*** Block opens ***

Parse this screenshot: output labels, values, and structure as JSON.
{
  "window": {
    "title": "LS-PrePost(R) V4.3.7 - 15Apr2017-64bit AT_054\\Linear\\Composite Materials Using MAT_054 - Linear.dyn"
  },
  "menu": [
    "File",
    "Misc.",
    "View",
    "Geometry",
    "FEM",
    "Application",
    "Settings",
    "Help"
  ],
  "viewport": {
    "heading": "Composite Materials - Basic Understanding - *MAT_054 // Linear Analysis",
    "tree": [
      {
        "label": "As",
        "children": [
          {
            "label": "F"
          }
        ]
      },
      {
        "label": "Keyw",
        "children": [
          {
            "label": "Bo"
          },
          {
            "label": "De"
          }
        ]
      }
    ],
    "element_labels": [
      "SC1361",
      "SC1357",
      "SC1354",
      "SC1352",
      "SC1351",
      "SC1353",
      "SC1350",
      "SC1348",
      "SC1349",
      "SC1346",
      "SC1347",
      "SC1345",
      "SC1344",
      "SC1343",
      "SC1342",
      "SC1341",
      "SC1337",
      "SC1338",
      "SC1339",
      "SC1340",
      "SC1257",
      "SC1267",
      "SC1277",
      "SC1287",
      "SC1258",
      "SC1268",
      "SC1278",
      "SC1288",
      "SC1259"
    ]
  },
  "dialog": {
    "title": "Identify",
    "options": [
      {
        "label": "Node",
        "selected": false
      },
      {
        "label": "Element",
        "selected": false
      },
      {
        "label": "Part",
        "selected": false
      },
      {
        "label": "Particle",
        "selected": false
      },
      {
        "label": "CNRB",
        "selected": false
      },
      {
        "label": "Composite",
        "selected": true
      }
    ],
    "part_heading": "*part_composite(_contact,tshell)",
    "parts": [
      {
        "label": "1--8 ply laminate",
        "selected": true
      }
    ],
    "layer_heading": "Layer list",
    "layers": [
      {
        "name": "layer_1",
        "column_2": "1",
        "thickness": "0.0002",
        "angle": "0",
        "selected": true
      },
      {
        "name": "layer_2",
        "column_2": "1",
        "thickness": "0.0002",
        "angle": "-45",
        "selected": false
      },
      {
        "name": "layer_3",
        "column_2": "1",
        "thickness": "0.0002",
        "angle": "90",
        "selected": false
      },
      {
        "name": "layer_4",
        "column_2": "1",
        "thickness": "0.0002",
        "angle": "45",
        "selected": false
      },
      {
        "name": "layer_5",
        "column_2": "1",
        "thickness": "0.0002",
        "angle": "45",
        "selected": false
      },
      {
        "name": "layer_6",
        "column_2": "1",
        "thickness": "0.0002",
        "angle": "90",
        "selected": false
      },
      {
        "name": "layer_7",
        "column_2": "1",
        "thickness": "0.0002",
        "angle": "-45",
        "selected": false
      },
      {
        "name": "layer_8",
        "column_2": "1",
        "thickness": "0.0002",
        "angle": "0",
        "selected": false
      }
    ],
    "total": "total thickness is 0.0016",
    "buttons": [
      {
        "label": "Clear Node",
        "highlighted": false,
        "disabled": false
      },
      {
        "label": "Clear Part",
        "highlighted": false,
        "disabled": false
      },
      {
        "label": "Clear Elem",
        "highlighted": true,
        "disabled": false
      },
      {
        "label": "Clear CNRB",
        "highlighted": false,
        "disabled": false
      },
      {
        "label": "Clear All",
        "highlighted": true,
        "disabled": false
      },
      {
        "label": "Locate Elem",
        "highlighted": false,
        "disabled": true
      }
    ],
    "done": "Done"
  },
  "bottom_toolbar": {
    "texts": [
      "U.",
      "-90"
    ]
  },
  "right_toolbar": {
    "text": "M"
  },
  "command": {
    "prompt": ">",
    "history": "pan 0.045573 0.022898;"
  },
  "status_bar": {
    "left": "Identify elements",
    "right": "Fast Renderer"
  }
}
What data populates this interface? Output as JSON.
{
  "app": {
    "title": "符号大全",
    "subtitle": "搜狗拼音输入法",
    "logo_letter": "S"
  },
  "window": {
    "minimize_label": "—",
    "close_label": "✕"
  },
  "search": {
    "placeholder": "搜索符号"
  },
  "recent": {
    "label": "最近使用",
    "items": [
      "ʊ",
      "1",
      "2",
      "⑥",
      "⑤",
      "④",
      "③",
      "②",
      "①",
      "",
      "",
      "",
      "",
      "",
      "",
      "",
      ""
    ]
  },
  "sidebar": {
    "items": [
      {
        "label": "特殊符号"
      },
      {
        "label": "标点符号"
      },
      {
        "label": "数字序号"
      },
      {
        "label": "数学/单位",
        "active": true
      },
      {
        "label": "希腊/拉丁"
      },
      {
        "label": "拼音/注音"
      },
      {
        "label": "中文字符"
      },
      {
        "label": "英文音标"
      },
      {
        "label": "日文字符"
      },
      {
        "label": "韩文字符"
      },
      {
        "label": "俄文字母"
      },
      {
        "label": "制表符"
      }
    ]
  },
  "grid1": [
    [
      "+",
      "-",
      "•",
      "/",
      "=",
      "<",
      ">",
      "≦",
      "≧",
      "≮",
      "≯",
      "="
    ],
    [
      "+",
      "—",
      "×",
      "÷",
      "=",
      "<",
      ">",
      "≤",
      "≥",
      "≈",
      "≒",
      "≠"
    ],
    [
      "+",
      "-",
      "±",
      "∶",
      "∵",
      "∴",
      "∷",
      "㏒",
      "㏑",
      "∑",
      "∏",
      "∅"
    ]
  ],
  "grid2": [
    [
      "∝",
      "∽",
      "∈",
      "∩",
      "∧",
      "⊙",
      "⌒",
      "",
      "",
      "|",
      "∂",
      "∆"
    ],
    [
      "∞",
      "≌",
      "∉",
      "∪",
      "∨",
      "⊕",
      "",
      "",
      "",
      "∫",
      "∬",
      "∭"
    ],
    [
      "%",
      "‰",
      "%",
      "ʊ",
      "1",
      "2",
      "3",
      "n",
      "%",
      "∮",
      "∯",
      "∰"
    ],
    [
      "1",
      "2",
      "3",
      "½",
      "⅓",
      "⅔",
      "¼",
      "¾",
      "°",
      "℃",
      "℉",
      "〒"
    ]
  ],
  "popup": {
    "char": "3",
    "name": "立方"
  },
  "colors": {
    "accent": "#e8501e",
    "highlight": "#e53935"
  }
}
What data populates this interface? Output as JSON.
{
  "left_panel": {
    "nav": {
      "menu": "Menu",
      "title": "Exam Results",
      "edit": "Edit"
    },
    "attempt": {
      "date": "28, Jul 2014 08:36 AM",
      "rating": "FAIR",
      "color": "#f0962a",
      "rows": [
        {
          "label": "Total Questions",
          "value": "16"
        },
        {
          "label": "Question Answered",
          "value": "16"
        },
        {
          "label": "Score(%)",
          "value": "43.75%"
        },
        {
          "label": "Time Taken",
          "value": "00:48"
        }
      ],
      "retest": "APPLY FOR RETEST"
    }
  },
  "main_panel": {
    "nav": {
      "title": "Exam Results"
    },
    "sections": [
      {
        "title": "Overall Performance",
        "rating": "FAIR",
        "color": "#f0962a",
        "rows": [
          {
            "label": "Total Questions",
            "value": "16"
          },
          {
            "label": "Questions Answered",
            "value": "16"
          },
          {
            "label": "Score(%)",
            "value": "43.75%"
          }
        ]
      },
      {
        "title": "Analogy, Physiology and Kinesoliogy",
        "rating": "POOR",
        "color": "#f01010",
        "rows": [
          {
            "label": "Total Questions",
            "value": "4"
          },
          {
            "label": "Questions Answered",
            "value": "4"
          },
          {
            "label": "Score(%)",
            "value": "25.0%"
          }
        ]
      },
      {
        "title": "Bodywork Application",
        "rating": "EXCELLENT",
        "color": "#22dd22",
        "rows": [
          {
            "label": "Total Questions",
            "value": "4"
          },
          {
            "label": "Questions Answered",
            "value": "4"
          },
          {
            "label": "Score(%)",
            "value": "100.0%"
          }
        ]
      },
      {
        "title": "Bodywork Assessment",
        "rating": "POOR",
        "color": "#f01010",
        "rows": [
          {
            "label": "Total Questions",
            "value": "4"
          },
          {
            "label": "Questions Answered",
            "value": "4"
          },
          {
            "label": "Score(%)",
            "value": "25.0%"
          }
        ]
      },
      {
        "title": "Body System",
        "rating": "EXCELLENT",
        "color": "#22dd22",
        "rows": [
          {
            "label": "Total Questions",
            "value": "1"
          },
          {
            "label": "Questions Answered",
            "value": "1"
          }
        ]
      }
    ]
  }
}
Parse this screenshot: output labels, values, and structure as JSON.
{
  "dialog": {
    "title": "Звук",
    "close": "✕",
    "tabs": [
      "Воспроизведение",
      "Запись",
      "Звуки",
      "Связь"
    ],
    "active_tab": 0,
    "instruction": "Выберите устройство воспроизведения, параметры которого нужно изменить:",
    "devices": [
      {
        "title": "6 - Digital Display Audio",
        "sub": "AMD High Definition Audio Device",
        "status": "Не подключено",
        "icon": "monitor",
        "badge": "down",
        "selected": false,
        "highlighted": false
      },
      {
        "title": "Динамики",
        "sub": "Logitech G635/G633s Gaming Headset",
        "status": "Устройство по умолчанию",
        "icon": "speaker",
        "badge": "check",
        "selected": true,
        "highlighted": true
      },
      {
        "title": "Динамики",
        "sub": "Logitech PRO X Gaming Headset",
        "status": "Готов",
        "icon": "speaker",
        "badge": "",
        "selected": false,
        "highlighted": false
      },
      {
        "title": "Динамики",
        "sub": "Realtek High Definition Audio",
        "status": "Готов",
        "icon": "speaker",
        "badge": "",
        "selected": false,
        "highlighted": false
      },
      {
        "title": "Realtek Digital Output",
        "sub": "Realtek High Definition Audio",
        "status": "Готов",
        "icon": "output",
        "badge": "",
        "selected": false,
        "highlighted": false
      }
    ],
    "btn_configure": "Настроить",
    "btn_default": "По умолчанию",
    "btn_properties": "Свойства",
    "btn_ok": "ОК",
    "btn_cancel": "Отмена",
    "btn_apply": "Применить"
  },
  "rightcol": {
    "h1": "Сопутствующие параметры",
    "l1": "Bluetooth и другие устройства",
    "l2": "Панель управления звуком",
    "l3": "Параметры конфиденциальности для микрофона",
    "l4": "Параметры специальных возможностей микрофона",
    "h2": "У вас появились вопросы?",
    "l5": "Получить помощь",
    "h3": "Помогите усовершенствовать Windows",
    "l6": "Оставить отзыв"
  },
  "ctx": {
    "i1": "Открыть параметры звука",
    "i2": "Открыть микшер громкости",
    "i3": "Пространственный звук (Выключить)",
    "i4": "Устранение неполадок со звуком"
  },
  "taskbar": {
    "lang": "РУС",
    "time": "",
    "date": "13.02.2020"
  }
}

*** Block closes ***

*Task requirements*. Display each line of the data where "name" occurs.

*Reply to the task*.
        "name": "layer_1",
        "name": "layer_2",
        "name": "layer_3",
        "name": "layer_4",
        "name": "layer_5",
        "name": "layer_6",
        "name": "layer_7",
        "name": "layer_8",
    "name": "立方"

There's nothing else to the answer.